[Start of section]
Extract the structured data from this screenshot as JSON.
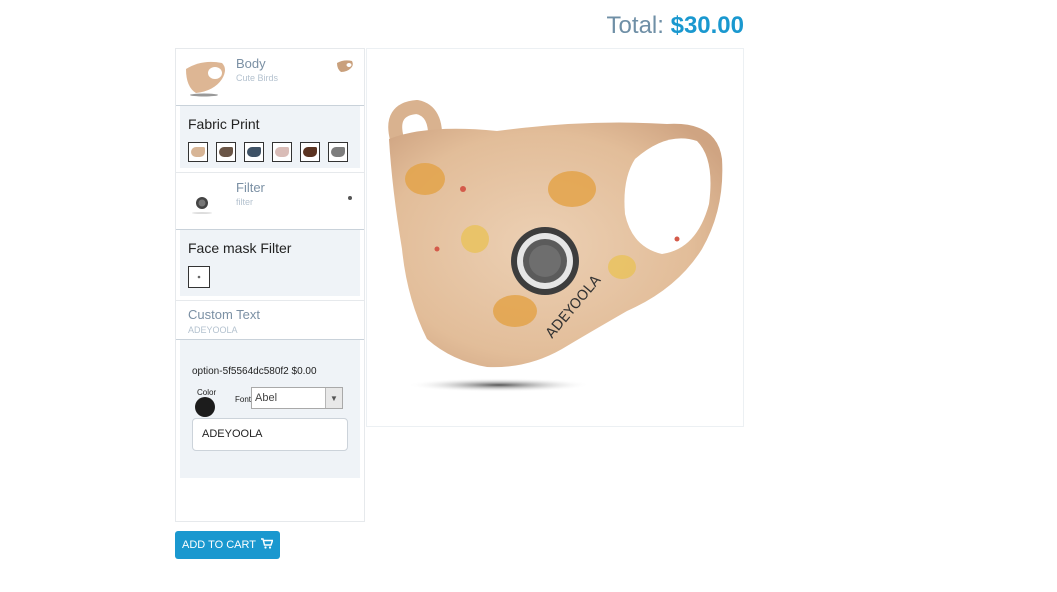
{
  "total": {
    "label": "Total:",
    "amount": "$30.00"
  },
  "layers": [
    {
      "title": "Body",
      "subtitle": "Cute Birds"
    },
    {
      "title": "Filter",
      "subtitle": "filter"
    }
  ],
  "fabric_print": {
    "title": "Fabric Print",
    "swatch_colors": [
      "#d7b596",
      "#6a5546",
      "#3f5266",
      "#d9bcb7",
      "#5b3321",
      "#7d7d7d"
    ]
  },
  "face_mask_filter": {
    "title": "Face mask Filter"
  },
  "custom_text": {
    "title": "Custom Text",
    "subtitle": "ADEYOOLA",
    "option_label": "option-5f5564dc580f2 $0.00",
    "color_label": "Color",
    "color_value": "#1c1c1c",
    "font_label": "Font",
    "font_value": "Abel",
    "text_value": "ADEYOOLA"
  },
  "mask_print_text": "ADEYOOLA",
  "add_to_cart": {
    "label": "ADD TO CART",
    "icon": "cart-icon"
  },
  "colors": {
    "accent": "#1a98cf",
    "panel_bg": "#eff3f7",
    "mask_fabric": "#e7c2a0"
  }
}
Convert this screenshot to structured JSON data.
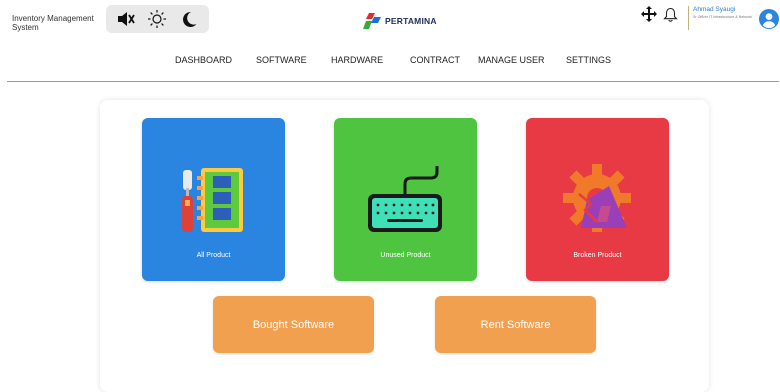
{
  "app": {
    "title": "Inventory Management System"
  },
  "brand": {
    "name": "PERTAMINA"
  },
  "toggles": {
    "icons": [
      "speaker-muted-icon",
      "sun-icon",
      "moon-icon"
    ]
  },
  "user": {
    "name": "Ahmad Syaugi",
    "role": "Sr Officer IT Infrastructure & Network"
  },
  "nav": [
    "DASHBOARD",
    "SOFTWARE",
    "HARDWARE",
    "CONTRACT",
    "MANAGE USER",
    "SETTINGS"
  ],
  "cards": [
    {
      "label": "All Product",
      "color": "#2a85e0",
      "icon": "hardware-tools-icon"
    },
    {
      "label": "Unused Product",
      "color": "#4fc441",
      "icon": "keyboard-icon"
    },
    {
      "label": "Broken Product",
      "color": "#e83a45",
      "icon": "broken-gear-icon"
    }
  ],
  "buttons": [
    {
      "label": "Bought Software",
      "color": "#f0a04e"
    },
    {
      "label": "Rent Software",
      "color": "#f0a04e"
    }
  ]
}
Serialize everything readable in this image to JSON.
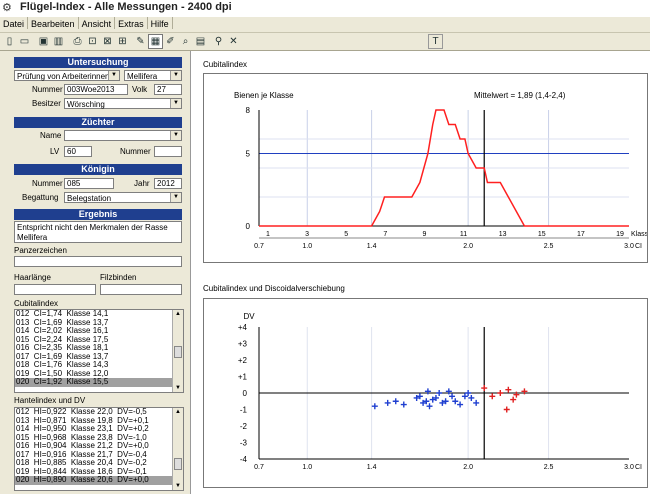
{
  "window": {
    "title": "Flügel-Index - Alle Messungen - 2400 dpi"
  },
  "menu": [
    "Datei",
    "Bearbeiten",
    "Ansicht",
    "Extras",
    "Hilfe"
  ],
  "toolbar": {
    "text_tool": "T"
  },
  "untersuchung": {
    "header": "Untersuchung",
    "pruefung": "Prüfung von Arbeiterinnen",
    "rasse": "Mellifera",
    "nummer_label": "Nummer",
    "nummer": "003Woe2013",
    "volk_label": "Volk",
    "volk": "27",
    "besitzer_label": "Besitzer",
    "besitzer": "Wörsching"
  },
  "zuechter": {
    "header": "Züchter",
    "name_label": "Name",
    "name": "",
    "lv_label": "LV",
    "lv": "60",
    "nummer_label": "Nummer",
    "nummer": ""
  },
  "koenigin": {
    "header": "Königin",
    "nummer_label": "Nummer",
    "nummer": "085",
    "jahr_label": "Jahr",
    "jahr": "2012",
    "begattung_label": "Begattung",
    "begattung": "Belegstation"
  },
  "ergebnis": {
    "header": "Ergebnis",
    "text": "Entspricht nicht den Merkmalen der Rasse Mellifera",
    "panzerzeichen_label": "Panzerzeichen",
    "panzerzeichen": "",
    "haarlaenge_label": "Haarlänge",
    "haarlaenge": "",
    "filzbinden_label": "Filzbinden",
    "filzbinden": ""
  },
  "cubitalindex_list": {
    "label": "Cubitalindex",
    "rows": [
      "012  CI=1,74  Klasse 14,1",
      "013  CI=1,69  Klasse 13,7",
      "014  CI=2,02  Klasse 16,1",
      "015  CI=2,24  Klasse 17,5",
      "016  CI=2,35  Klasse 18,1",
      "017  CI=1,69  Klasse 13,7",
      "018  CI=1,76  Klasse 14,3",
      "019  CI=1,50  Klasse 12,0",
      "020  CI=1,92  Klasse 15,5"
    ]
  },
  "hantelindex_list": {
    "label": "Hantelindex und DV",
    "rows": [
      "012  HI=0,922  Klasse 22,0  DV=-0,5",
      "013  HI=0,871  Klasse 19,8  DV=+0,1",
      "014  HI=0,950  Klasse 23,1  DV=+0,2",
      "015  HI=0,968  Klasse 23,8  DV=-1,0",
      "016  HI=0,904  Klasse 21,2  DV=+0,0",
      "017  HI=0,916  Klasse 21,7  DV=-0,4",
      "018  HI=0,885  Klasse 20,4  DV=-0,2",
      "019  HI=0,844  Klasse 18,6  DV=-0,1",
      "020  HI=0,890  Klasse 20,6  DV=+0,0"
    ]
  },
  "chart_data": [
    {
      "type": "line",
      "panel_title": "Cubitalindex",
      "title": "",
      "ylabel": "Bienen je Klasse",
      "xlabel_right": "Klasse",
      "ci_label": "CI",
      "mean_label": "Mittelwert = 1,89 (1,4-2,4)",
      "klasse_ticks": [
        "1",
        "3",
        "5",
        "7",
        "9",
        "11",
        "13",
        "15",
        "17",
        "19"
      ],
      "ci_ticks": [
        "0.7",
        "1.0",
        "1.4",
        "2.0",
        "2.5",
        "3.0"
      ],
      "ci_tick_values": [
        0.7,
        1.0,
        1.4,
        2.0,
        2.5,
        3.0
      ],
      "y_ticks": [
        "0",
        "5",
        "8"
      ],
      "ylim": [
        0,
        8
      ],
      "reference_line_y": 5,
      "mean_ci": 2.1,
      "x_ci": [
        0.7,
        1.4,
        1.45,
        1.48,
        1.5,
        1.55,
        1.6,
        1.65,
        1.7,
        1.75,
        1.78,
        1.8,
        1.82,
        1.85,
        1.88,
        1.9,
        1.92,
        1.95,
        1.98,
        2.0,
        2.05,
        2.1,
        2.12,
        2.15,
        2.2,
        2.25,
        2.3,
        2.35,
        2.4,
        2.45,
        3.0
      ],
      "y": [
        0,
        0,
        1,
        2,
        2,
        2,
        2,
        2,
        3,
        5,
        7,
        8,
        8,
        8,
        7,
        7,
        7,
        6,
        6,
        5,
        4,
        4,
        3,
        3,
        3,
        2,
        1,
        0,
        0,
        0,
        0
      ]
    },
    {
      "type": "scatter",
      "panel_title": "Cubitalindex und Discoidalverschiebung",
      "title": "",
      "ylabel": "DV",
      "ci_label": "CI",
      "ci_ticks": [
        "0.7",
        "1.0",
        "1.4",
        "2.0",
        "2.5",
        "3.0"
      ],
      "ci_tick_values": [
        0.7,
        1.0,
        1.4,
        2.0,
        2.5,
        3.0
      ],
      "y_ticks": [
        "+4",
        "+3",
        "+2",
        "+1",
        "0",
        "-1",
        "-2",
        "-3",
        "-4"
      ],
      "ylim": [
        -4,
        4
      ],
      "mean_ci": 2.1,
      "series": [
        {
          "color": "#1f3fd0",
          "points": [
            [
              1.42,
              -0.8
            ],
            [
              1.5,
              -0.6
            ],
            [
              1.55,
              -0.5
            ],
            [
              1.6,
              -0.7
            ],
            [
              1.68,
              -0.3
            ],
            [
              1.7,
              -0.2
            ],
            [
              1.72,
              -0.6
            ],
            [
              1.74,
              -0.5
            ],
            [
              1.75,
              0.1
            ],
            [
              1.76,
              -0.8
            ],
            [
              1.78,
              -0.4
            ],
            [
              1.8,
              -0.3
            ],
            [
              1.82,
              0.0
            ],
            [
              1.84,
              -0.6
            ],
            [
              1.86,
              -0.5
            ],
            [
              1.88,
              0.1
            ],
            [
              1.9,
              -0.2
            ],
            [
              1.92,
              -0.5
            ],
            [
              1.95,
              -0.7
            ],
            [
              1.98,
              -0.2
            ],
            [
              2.0,
              0.0
            ],
            [
              2.02,
              -0.3
            ],
            [
              2.05,
              -0.6
            ]
          ]
        },
        {
          "color": "#e02020",
          "points": [
            [
              2.1,
              0.3
            ],
            [
              2.15,
              -0.2
            ],
            [
              2.2,
              0.0
            ],
            [
              2.24,
              -1.0
            ],
            [
              2.25,
              0.2
            ],
            [
              2.28,
              -0.4
            ],
            [
              2.3,
              -0.1
            ],
            [
              2.35,
              0.1
            ]
          ]
        }
      ]
    }
  ]
}
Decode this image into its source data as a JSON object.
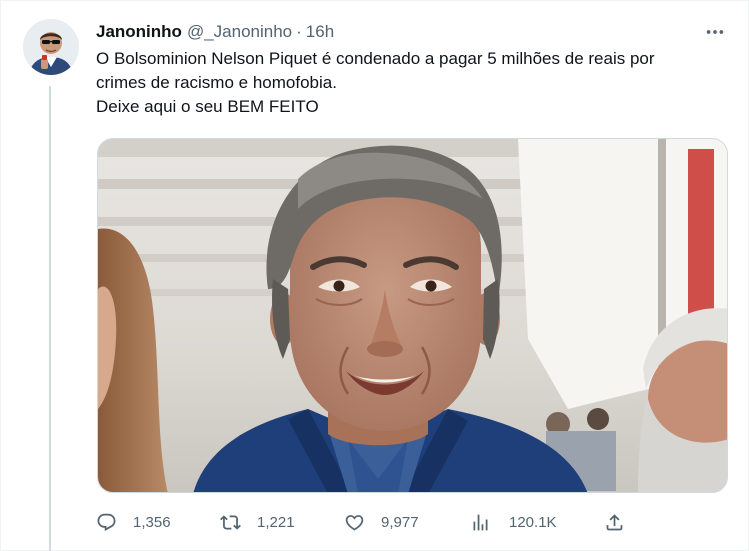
{
  "tweet": {
    "author": {
      "name": "Janoninho",
      "handle": "@_Janoninho",
      "separator": "·",
      "time": "16h"
    },
    "text_lines": [
      "O Bolsominion Nelson Piquet é condenado a pagar 5 milhões de reais por",
      "crimes de racismo e homofobia.",
      "Deixe aqui o seu BEM FEITO"
    ],
    "media": {
      "subject": "photo of smiling grey-haired man in navy blazer"
    },
    "stats": {
      "replies": "1,356",
      "retweets": "1,221",
      "likes": "9,977",
      "views": "120.1K"
    }
  },
  "icons": {
    "more": "more-horizontal-icon",
    "reply": "reply-icon",
    "retweet": "retweet-icon",
    "like": "heart-icon",
    "views": "views-icon",
    "share": "share-icon"
  },
  "colors": {
    "text_primary": "#0f1419",
    "text_secondary": "#536471",
    "thread_line": "#cfd9de",
    "blazer": "#1f3f7a"
  }
}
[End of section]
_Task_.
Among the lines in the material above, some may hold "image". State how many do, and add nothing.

_Task response_.
2